My first note is actually with the accuracy system based on how it's described in the flare spell. I believe it may be better just to keep accuracy benefits with a spell like flare as a footnote, and rather just have lighting levels be the modifier for accuracy. Since flare modifies lighting levels, it would therefor indirectly benefit accuracy. I think that this simplifies the spell in a sense without changing it, by moving the complexity to a more global concept that's still intuitive. Secondly, I do think that it should be the lighting of the targets, not the shooters, that is relevant for accuracy.
[strike]My second note is with the "dark" and "light" side effects.

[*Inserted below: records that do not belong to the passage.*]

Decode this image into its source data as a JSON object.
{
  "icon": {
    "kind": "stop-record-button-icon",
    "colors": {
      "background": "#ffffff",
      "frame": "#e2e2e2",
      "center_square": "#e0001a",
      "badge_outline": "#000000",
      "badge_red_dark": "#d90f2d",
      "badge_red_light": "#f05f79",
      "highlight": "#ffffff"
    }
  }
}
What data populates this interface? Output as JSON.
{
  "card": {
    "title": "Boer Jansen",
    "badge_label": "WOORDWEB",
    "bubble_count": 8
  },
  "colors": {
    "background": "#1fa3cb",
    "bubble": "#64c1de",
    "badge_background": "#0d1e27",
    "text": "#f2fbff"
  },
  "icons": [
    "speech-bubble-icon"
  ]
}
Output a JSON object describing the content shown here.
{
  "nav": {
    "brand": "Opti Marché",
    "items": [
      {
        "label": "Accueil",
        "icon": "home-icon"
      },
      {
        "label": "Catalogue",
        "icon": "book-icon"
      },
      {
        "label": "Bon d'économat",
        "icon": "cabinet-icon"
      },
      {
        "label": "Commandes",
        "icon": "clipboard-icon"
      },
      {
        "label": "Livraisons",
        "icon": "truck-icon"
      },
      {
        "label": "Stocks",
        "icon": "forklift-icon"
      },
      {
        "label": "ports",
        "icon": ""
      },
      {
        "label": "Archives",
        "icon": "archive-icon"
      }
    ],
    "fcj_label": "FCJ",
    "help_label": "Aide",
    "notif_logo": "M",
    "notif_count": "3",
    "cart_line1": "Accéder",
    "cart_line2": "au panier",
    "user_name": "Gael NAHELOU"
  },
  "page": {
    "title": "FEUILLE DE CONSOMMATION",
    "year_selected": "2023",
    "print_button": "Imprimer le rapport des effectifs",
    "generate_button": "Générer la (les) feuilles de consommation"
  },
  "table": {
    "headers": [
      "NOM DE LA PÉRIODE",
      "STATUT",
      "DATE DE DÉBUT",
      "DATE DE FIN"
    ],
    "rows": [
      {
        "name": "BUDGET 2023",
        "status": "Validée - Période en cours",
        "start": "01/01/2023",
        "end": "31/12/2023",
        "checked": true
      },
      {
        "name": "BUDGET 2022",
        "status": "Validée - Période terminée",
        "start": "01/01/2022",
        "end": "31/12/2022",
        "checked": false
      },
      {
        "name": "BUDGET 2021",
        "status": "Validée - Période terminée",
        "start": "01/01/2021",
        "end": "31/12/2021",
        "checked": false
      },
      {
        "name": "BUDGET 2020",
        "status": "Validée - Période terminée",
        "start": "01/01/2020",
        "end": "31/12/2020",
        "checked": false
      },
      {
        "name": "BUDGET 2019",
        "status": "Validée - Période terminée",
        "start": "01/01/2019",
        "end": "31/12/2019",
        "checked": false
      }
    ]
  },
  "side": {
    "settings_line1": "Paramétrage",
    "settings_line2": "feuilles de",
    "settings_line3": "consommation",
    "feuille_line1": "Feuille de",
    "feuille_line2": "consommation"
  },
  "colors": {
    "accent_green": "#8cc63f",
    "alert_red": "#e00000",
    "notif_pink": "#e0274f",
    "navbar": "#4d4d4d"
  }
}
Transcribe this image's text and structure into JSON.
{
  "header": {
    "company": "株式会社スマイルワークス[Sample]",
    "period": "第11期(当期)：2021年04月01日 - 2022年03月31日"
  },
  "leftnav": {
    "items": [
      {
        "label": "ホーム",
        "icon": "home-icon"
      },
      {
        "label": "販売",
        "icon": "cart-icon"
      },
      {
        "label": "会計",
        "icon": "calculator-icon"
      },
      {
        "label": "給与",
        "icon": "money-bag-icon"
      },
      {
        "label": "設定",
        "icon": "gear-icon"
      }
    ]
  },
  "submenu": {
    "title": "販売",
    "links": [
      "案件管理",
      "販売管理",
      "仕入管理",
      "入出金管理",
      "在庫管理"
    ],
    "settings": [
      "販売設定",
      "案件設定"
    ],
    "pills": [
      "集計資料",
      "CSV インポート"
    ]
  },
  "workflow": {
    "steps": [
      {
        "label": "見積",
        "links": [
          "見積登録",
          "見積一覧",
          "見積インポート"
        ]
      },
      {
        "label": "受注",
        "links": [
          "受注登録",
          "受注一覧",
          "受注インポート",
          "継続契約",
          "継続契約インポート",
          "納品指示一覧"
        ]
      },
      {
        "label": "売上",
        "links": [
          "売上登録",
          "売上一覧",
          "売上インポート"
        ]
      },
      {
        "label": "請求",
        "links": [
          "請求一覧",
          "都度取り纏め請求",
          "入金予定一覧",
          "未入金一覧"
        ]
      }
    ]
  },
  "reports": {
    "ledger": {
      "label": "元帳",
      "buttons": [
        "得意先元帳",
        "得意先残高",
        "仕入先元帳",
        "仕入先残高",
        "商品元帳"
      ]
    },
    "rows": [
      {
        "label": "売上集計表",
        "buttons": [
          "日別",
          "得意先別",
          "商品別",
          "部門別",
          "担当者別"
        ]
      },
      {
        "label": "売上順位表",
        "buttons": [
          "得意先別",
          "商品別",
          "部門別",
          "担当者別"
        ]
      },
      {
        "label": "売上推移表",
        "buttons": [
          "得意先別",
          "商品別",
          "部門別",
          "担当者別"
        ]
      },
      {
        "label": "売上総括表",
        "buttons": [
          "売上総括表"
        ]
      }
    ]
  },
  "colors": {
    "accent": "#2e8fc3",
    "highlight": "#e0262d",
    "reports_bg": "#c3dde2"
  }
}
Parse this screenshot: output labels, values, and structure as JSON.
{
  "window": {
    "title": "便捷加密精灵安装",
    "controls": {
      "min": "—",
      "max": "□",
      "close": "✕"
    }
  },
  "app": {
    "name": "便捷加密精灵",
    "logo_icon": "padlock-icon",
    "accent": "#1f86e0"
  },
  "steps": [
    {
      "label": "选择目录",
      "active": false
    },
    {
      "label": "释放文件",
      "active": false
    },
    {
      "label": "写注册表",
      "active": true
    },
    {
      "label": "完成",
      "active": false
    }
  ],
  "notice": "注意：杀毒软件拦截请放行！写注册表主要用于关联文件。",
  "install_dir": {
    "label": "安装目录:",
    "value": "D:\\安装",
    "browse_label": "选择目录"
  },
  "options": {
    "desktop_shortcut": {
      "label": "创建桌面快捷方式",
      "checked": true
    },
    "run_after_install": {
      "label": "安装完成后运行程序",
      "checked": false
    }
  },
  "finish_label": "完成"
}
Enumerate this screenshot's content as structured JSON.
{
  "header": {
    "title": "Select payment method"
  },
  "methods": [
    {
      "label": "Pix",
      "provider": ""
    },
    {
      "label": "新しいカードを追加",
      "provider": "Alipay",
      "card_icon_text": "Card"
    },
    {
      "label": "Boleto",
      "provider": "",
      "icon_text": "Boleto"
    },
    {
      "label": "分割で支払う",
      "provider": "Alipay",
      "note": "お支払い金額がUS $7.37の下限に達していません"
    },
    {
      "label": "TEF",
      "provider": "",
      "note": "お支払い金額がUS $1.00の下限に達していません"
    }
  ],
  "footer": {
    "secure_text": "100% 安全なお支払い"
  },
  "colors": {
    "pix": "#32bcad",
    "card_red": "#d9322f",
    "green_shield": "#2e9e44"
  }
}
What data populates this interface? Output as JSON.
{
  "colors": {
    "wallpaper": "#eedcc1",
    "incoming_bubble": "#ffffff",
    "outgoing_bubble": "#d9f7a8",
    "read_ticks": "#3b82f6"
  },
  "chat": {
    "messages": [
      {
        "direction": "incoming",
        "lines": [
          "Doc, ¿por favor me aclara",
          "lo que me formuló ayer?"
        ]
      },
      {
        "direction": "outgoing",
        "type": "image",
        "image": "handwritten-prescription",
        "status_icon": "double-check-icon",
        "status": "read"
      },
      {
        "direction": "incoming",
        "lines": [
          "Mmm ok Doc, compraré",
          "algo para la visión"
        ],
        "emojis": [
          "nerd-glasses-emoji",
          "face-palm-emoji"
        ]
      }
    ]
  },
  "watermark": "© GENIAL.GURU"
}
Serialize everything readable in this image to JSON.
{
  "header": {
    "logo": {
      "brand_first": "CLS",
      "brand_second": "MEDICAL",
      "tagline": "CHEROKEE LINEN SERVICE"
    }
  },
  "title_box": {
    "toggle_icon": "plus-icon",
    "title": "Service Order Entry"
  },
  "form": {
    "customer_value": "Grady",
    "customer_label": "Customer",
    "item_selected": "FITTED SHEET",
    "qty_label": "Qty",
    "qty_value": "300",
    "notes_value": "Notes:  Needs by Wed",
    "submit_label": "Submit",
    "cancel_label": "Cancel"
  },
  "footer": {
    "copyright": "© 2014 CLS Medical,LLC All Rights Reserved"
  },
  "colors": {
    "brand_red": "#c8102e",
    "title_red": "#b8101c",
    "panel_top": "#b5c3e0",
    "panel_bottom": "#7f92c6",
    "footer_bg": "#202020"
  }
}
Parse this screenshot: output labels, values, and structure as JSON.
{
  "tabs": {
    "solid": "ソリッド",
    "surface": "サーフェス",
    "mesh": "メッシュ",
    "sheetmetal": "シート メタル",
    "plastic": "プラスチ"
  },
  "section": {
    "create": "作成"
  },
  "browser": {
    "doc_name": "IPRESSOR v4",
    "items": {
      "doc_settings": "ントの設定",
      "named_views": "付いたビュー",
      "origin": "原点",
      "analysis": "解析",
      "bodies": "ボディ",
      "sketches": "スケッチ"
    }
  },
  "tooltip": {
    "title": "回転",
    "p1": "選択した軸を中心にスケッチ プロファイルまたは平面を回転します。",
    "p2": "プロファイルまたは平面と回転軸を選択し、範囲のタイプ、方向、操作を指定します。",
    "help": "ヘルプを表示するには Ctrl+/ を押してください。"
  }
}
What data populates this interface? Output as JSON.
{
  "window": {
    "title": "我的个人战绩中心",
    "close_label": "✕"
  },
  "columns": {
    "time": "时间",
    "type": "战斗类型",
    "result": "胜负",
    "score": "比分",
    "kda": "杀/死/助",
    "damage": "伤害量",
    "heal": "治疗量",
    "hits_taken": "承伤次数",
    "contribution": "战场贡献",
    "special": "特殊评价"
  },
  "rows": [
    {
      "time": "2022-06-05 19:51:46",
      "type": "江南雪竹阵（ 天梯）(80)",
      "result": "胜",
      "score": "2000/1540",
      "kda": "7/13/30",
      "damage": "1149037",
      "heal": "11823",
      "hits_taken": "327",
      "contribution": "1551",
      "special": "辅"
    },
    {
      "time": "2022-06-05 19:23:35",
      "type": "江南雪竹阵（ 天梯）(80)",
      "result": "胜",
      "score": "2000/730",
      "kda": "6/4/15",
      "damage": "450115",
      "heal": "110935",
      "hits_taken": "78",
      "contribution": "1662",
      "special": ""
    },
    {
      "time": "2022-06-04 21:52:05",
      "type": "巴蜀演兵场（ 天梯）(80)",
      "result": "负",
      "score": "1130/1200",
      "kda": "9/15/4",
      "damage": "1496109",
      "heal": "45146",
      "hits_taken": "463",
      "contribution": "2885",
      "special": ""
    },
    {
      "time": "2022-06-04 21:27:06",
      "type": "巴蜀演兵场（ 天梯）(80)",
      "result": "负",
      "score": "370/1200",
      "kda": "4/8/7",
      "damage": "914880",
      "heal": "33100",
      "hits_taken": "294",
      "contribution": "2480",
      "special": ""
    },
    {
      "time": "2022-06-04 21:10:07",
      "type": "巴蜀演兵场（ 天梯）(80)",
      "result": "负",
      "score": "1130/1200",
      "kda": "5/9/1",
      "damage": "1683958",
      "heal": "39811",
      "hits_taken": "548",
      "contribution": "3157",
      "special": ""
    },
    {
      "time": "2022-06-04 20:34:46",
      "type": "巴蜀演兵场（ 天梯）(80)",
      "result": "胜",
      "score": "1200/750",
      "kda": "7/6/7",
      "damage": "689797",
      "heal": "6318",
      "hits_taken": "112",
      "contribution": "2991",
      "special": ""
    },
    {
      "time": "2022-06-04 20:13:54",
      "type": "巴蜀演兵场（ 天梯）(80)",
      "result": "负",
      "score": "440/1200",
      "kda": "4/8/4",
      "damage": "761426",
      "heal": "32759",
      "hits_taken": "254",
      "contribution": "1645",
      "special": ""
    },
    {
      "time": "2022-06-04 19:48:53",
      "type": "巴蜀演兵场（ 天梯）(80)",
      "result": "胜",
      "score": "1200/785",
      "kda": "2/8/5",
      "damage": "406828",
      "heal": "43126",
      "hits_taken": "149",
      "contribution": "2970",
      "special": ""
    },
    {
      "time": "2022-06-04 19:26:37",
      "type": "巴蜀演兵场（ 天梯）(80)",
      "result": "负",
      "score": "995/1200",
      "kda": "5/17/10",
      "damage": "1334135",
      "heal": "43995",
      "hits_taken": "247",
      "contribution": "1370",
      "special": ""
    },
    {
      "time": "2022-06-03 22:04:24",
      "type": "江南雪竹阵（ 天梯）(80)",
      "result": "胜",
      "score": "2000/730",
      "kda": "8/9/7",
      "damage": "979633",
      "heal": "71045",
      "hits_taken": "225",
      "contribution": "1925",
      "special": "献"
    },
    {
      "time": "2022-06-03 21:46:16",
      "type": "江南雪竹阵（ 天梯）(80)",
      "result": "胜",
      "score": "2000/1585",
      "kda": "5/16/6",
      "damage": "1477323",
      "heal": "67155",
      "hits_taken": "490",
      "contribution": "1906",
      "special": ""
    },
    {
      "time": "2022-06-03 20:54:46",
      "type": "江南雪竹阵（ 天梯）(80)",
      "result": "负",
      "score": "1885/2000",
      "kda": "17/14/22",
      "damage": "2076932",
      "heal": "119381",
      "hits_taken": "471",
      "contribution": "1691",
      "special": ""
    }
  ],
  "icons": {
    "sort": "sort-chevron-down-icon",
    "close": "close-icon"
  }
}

The extra effects cause these spells to benefit light, and hurt dark units. The problem I see with that is balancing it for all situations. Obviously the spell is double-edged in dark vs dark, and can benefit your opponent in light vs light. However, in dark vs light both side-effects are benefitting one player. This inherently makes it much stronger in that situation (from the light perspective...), and it must be balanced for that best case scenario. As a result, it may end up being way too weak to be competative in the other situations. This sample principle obviously still applies in reverse to "good for dark, bad for light". It doesn't mean this has to go, there just must be counter-balances to ensure that the spell is still viable in all situations.[/strike]
Each spellcaster will have an option to develop into either a dark magician or light magician (jedi?:P). This is a choice which player will have to make once their spellcas
I thought each faction could pick to be "dark" or "light", not the spellcasters themselves. That changes matters.
No strike-out option on this forum?
My final word is on counters: keep them simple. Make them intuitive and standardized. The last thing you want to hear is "I didn't know that spell could stop this...", because there are so many different combinations. I think you should produce a table of elements and how they interact. You haven't exactly stated what a "counter" does (I presume it cancels the spell's effect entirely), but I think that what might be neat is if different types of spells had different effects.
Another point I'd like to make on counters is that often they are "one shot" things. I think it would be interesting if some spells were too strong to be fully countered by a weaker counter-spell. The rules of their interaction would still be the same, but the counter-spell would fizzle out of energy before it finished its job.
You still haven't said how spellcasters learn new spells, or how they improve otherwise with time (presumeably an experience system similar to heroes will exist for them).
I do think it might interesting if spellcasters, in addition to learning spells, could purchase "ranks" in each element, deciding which ones they will be stronger in. A character who specializes in a single element will (obviously) have the strongest spells and the least versitility. To counter-balance the fact that this may favour three heroes each specializing in a different element (don't want to make it that simple) you might also make it so that a spellcaster's rank also makes their spells less vulnerable to counter by that element. For instance, a water/fire elemental caster's fire spells wouldn't be as powerful as a fire specialist's, but they'd be less vulnerable to counter-spell by water. Maybe combine with a few other unique bonuses (earth = tougher spellcasters, for instance) and this could make a fun way to develop spellcasters, in addition to picking their spells.
We are debating if player`s will be allowed to resurrect their spellcasters (like other heroes
The question comes down to how many resources are invested in a spellcaster, and how easy it is to recover from the loss of one. Simply put, if people invest a large amount of resources and lose something, they tend to quit the game. That's just no fun; so if a spellcaster is a long-term resource commitment, it absolutely must come back. Secondly, often in these games the window of opportunity before a high level unit can be replaced is significantly large that an enemy can just win the game. I do not feel that, on its own, the loss of a spellcaster should result in a loss of the game, but if the amount of time it takes to replace it is great enough, that may effectively be the case. Again, that should mean that spellcasters must ressurrect.
Oh, and lastly; no, not too complicated. I think when you get around to using these spells, you'll quickly get a sense for what they do. This would be too complicated if the game had 50 or 60 spells, but 24, this feels about right.